### [Your instructions]
Without adding or dropping anything, copy the entries below.

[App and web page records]

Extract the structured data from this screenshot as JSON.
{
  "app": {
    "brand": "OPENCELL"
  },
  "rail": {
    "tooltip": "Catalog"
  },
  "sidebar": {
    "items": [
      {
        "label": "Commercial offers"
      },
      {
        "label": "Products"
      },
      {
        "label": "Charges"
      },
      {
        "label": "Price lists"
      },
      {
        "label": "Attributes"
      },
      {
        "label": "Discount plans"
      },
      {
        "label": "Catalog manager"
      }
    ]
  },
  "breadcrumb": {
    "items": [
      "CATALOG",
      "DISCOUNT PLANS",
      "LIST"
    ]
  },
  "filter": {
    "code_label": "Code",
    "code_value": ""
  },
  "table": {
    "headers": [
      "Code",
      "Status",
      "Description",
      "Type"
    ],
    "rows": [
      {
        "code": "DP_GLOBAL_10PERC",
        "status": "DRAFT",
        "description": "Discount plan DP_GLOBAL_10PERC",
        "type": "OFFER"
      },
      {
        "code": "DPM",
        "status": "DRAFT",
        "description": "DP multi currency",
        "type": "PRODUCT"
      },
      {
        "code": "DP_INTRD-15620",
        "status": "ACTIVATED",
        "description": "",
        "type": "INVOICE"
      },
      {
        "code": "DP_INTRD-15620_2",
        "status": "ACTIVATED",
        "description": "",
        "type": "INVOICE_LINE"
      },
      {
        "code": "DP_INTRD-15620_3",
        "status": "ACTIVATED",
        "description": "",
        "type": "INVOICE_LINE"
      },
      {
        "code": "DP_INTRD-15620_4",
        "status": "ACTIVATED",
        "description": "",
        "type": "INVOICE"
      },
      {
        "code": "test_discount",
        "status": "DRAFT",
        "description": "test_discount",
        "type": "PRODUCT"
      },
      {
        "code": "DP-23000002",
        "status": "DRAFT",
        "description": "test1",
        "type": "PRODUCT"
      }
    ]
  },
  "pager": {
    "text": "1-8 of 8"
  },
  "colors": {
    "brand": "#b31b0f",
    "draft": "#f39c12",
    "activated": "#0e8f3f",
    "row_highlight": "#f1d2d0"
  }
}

### [Finished exercise]
Extract the structured data from this screenshot as JSON.
{
  "app": {
    "brand": "OPENCELL"
  },
  "rail": {
    "tooltip": "Catalog"
  },
  "sidebar": {
    "items": [
      {
        "label": "Commercial offers"
      },
      {
        "label": "Products"
      },
      {
        "label": "Charges"
      },
      {
        "label": "Price lists"
      },
      {
        "label": "Attributes"
      },
      {
        "label": "Discount plans"
      },
      {
        "label": "Catalog manager"
      }
    ]
  },
  "breadcrumb": {
    "items": [
      "CATALOG",
      "DISCOUNT PLANS",
      "LIST"
    ]
  },
  "filter": {
    "code_label": "Code",
    "code_value": ""
  },
  "table": {
    "headers": [
      "Code",
      "Status",
      "Description",
      "Type"
    ],
    "rows": [
      {
        "code": "DP_GLOBAL_10PERC",
        "status": "DRAFT",
        "description": "Discount plan DP_GLOBAL_10PERC",
        "type": "OFFER"
      },
      {
        "code": "DPM",
        "status": "DRAFT",
        "description": "DP multi currency",
        "type": "PRODUCT"
      },
      {
        "code": "DP_INTRD-15620",
        "status": "ACTIVATED",
        "description": "",
        "type": "INVOICE"
      },
      {
        "code": "DP_INTRD-15620_2",
        "status": "ACTIVATED",
        "description": "",
        "type": "INVOICE_LINE"
      },
      {
        "code": "DP_INTRD-15620_3",
        "status": "ACTIVATED",
        "description": "",
        "type": "INVOICE_LINE"
      },
      {
        "code": "DP_INTRD-15620_4",
        "status": "ACTIVATED",
        "description": "",
        "type": "INVOICE"
      },
      {
        "code": "test_discount",
        "status": "DRAFT",
        "description": "test_discount",
        "type": "PRODUCT"
      },
      {
        "code": "DP-23000002",
        "status": "DRAFT",
        "description": "test1",
        "type": "PRODUCT"
      }
    ]
  },
  "pager": {
    "text": "1-8 of 8"
  },
  "colors": {
    "brand": "#b31b0f",
    "draft": "#f39c12",
    "activated": "#0e8f3f",
    "row_highlight": "#f1d2d0"
  }
}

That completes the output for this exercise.